The only way to determine if there is asbestos in the ceiling coverings is to take a physical sample and have it tested by a qualified testing laboratory. Testing for the presence of asbestos containing materials is not within the scope of a home inspection.

"Popcorn" acoustic texture material is generally removed for cosmetic reasons rather than due to health concerns. Material that is in good condition and is not loose or deteriorated generally does not present a health hazard. If "popcorn" ceiling material is to be removed, testing for asbestos should be performed prior to the start of any work. If laboratory testing reveals the presence of asbestos, a licensed asbestos contractor should be hired to properly remove and dispose of the material to prevent the contamination of the home with asbestos fibers.

Jim

Link to post
Share on other sites

I think you have to look at drywall compounds; all purpose, taping, finishing, etc and learn when they contained asbestos. Popcorn ceilings are just an easy comment: They may have asbestos materials. Is the asbestos the popcorn or the compound?

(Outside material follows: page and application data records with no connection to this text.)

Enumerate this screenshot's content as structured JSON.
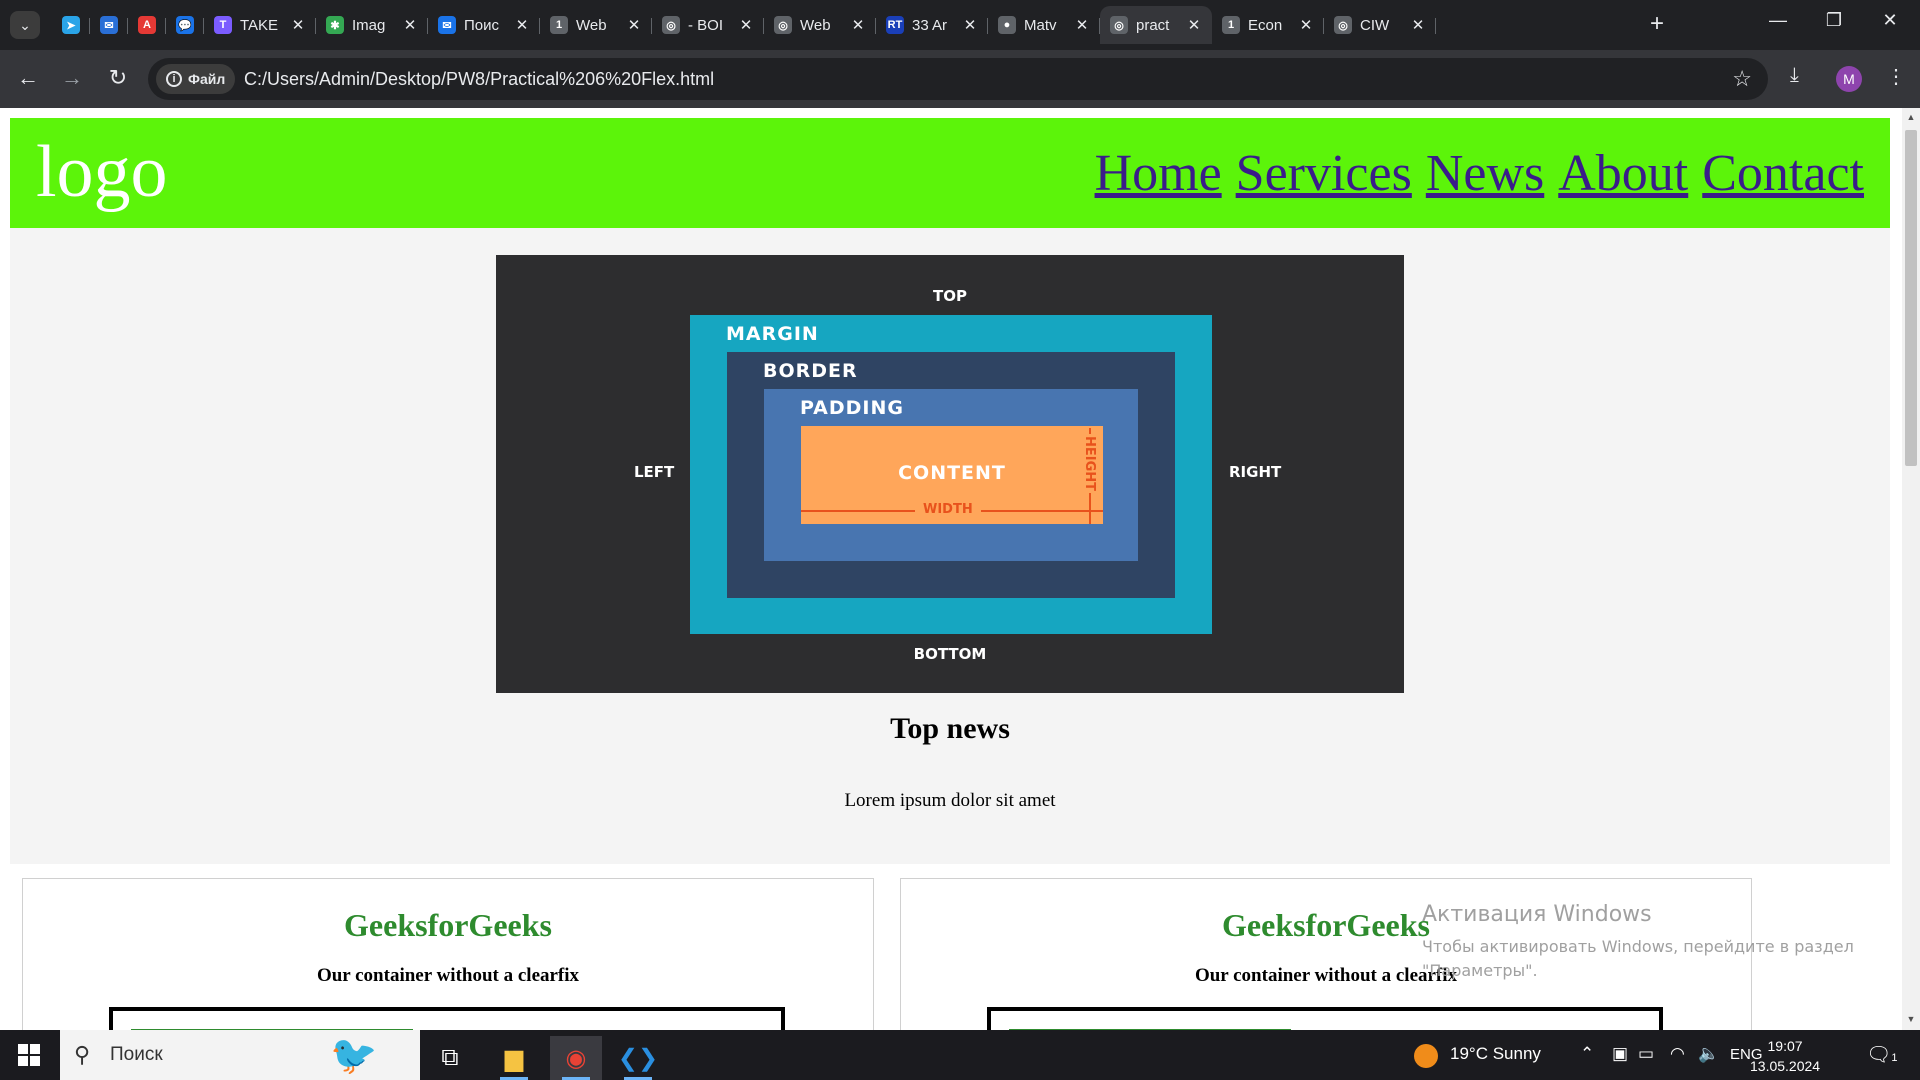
{
  "browser": {
    "tabs": [
      {
        "title": "",
        "favicon": "telegram-icon",
        "color": "#2aa4e8",
        "glyph": "➤"
      },
      {
        "title": "",
        "favicon": "mail-icon",
        "color": "#2a6fd6",
        "glyph": "✉"
      },
      {
        "title": "",
        "favicon": "app-icon",
        "color": "#e53935",
        "glyph": "A"
      },
      {
        "title": "",
        "favicon": "chat-icon",
        "color": "#1a73e8",
        "glyph": "💬"
      },
      {
        "title": "TAKE",
        "favicon": "take-icon",
        "color": "#7b5cff",
        "glyph": "T"
      },
      {
        "title": "Imag",
        "favicon": "image-icon",
        "color": "#34a853",
        "glyph": "✱"
      },
      {
        "title": "Поис",
        "favicon": "mail-search-icon",
        "color": "#1a73e8",
        "glyph": "✉"
      },
      {
        "title": "Web",
        "favicon": "doc-icon",
        "color": "#5f6368",
        "glyph": "1"
      },
      {
        "title": "- BOI",
        "favicon": "globe-icon",
        "color": "#5f6368",
        "glyph": "◎"
      },
      {
        "title": "Web",
        "favicon": "globe-icon",
        "color": "#5f6368",
        "glyph": "◎"
      },
      {
        "title": "33 Ar",
        "favicon": "rt-icon",
        "color": "#1a3fb8",
        "glyph": "RT"
      },
      {
        "title": "Matv",
        "favicon": "github-icon",
        "color": "#5f6368",
        "glyph": "●"
      },
      {
        "title": "pract",
        "favicon": "globe-icon",
        "color": "#5f6368",
        "glyph": "◎",
        "active": true
      },
      {
        "title": "Econ",
        "favicon": "doc-icon",
        "color": "#5f6368",
        "glyph": "1"
      },
      {
        "title": "CIW",
        "favicon": "globe-icon",
        "color": "#5f6368",
        "glyph": "◎"
      }
    ],
    "address": {
      "chip_label": "Файл",
      "url": "C:/Users/Admin/Desktop/PW8/Practical%206%20Flex.html"
    },
    "avatar_letter": "M"
  },
  "page": {
    "header": {
      "logo": "logo",
      "nav": [
        "Home",
        "Services",
        "News",
        "About",
        "Contact"
      ],
      "background": "#5cf40a"
    },
    "box_model": {
      "top": "TOP",
      "bottom": "BOTTOM",
      "left": "LEFT",
      "right": "RIGHT",
      "margin": "MARGIN",
      "border": "BORDER",
      "padding": "PADDING",
      "content": "CONTENT",
      "width": "WIDTH",
      "height": "HEIGHT"
    },
    "top_news": "Top news",
    "lorem": "Lorem ipsum dolor sit amet",
    "cards": [
      {
        "title": "GeeksforGeeks",
        "subtitle": "Our container without a clearfix"
      },
      {
        "title": "GeeksforGeeks",
        "subtitle": "Our container without a clearfix"
      }
    ]
  },
  "windows_activation": {
    "title": "Активация Windows",
    "body": "Чтобы активировать Windows, перейдите в раздел \"Параметры\"."
  },
  "taskbar": {
    "search_label": "Поиск",
    "weather": "19°C  Sunny",
    "lang": "ENG",
    "time": "19:07",
    "date": "13.05.2024",
    "notification_count": "1"
  }
}
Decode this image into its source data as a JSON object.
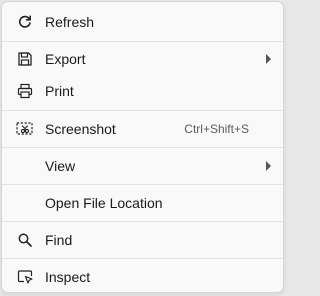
{
  "menu": {
    "items": [
      {
        "label": "Refresh",
        "icon": "refresh-icon"
      },
      {
        "label": "Export",
        "icon": "save-icon",
        "submenu": true
      },
      {
        "label": "Print",
        "icon": "printer-icon"
      },
      {
        "label": "Screenshot",
        "icon": "screenshot-icon",
        "shortcut": "Ctrl+Shift+S"
      },
      {
        "label": "View",
        "submenu": true
      },
      {
        "label": "Open File Location"
      },
      {
        "label": "Find",
        "icon": "search-icon"
      },
      {
        "label": "Inspect",
        "icon": "inspect-icon"
      }
    ]
  },
  "colors": {
    "background": "#f9f9f9",
    "text": "#1a1a1a",
    "shortcut_text": "#5d5d5d",
    "separator": "#e3e3e3"
  }
}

We don't write them. Too many things to write about in typical house. Prioritize.

Link to post
Share on other sites

Join the conversation

You can post now and register later. If you have an account, sign in now to post with your account.

Guest
Reply to this topic...

×   Pasted as rich text.   Paste as plain text instead

  Only 75 emoji are allowed.

×   Your link has been automatically embedded.   Display as a link instead

×   Your previous content has been restored.   Clear editor

×   You cannot paste images directly. Upload or insert images from URL.

×
×
  • Create New...